WORK REQUEST = Once every line containing "contact" has been counted, report the total for the data and nothing else.

── DATASET ──

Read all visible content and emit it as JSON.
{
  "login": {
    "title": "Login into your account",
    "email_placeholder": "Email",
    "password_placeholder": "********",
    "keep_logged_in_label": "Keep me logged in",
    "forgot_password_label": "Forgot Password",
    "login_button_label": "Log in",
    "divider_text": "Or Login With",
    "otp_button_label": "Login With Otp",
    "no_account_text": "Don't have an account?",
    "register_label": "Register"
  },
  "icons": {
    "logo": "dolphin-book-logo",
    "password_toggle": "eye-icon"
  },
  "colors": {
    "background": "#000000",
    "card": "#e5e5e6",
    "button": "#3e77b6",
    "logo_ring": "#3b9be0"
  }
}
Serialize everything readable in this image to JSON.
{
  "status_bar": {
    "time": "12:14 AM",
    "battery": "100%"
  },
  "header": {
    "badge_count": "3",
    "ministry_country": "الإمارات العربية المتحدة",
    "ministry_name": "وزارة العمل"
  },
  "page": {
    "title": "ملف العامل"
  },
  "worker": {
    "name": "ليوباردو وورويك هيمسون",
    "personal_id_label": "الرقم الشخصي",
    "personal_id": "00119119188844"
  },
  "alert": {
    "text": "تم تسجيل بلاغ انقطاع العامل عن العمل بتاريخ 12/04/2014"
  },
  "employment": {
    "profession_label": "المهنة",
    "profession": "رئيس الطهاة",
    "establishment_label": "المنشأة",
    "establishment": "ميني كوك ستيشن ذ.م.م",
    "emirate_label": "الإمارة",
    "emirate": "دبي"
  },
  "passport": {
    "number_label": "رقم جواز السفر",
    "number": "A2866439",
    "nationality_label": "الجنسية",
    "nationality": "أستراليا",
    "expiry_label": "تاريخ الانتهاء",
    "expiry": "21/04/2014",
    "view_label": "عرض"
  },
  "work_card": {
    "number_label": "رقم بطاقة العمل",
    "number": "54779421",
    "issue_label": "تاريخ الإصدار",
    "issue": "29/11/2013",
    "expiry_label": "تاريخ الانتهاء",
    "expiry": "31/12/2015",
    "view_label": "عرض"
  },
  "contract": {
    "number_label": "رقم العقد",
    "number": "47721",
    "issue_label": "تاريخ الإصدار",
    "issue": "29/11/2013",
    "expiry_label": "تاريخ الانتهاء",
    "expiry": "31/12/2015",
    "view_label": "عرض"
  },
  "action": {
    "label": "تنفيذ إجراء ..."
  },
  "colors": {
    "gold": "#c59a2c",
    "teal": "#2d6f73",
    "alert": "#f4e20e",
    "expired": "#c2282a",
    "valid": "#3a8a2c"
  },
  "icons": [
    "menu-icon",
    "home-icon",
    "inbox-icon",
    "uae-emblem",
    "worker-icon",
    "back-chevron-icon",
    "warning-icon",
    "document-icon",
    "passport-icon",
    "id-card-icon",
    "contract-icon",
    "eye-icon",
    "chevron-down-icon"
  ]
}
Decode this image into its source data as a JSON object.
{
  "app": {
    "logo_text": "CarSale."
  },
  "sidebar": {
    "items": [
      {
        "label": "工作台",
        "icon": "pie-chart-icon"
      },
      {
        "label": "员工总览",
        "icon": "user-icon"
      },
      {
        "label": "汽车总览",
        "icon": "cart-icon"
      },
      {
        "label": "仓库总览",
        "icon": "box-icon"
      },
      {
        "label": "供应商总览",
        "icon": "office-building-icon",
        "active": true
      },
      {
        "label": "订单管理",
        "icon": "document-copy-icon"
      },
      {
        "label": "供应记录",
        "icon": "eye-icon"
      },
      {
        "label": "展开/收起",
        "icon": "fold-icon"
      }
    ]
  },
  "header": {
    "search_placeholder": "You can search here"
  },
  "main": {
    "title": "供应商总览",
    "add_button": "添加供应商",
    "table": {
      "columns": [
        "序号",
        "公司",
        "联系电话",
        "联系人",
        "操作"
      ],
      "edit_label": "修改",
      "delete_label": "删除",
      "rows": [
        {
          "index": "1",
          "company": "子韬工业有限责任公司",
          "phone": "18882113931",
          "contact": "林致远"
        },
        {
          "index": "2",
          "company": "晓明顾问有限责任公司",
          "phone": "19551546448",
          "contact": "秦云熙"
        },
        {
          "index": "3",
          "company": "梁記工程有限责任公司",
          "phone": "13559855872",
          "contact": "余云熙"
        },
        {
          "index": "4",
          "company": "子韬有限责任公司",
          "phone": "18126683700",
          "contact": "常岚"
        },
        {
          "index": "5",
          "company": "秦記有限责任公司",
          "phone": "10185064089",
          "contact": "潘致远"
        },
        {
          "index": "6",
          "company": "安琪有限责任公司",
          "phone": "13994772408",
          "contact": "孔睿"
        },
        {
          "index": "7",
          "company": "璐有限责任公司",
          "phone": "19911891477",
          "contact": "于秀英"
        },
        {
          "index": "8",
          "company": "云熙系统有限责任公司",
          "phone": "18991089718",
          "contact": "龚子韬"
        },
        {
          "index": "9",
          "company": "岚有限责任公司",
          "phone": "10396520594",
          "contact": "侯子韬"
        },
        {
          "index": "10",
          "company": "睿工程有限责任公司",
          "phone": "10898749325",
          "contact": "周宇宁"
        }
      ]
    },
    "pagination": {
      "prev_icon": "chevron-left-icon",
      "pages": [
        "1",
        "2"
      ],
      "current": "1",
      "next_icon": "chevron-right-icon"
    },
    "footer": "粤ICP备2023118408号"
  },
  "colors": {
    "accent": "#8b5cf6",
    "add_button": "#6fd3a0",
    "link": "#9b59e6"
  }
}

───

RESPONSE TO THIS EXERCISE = 10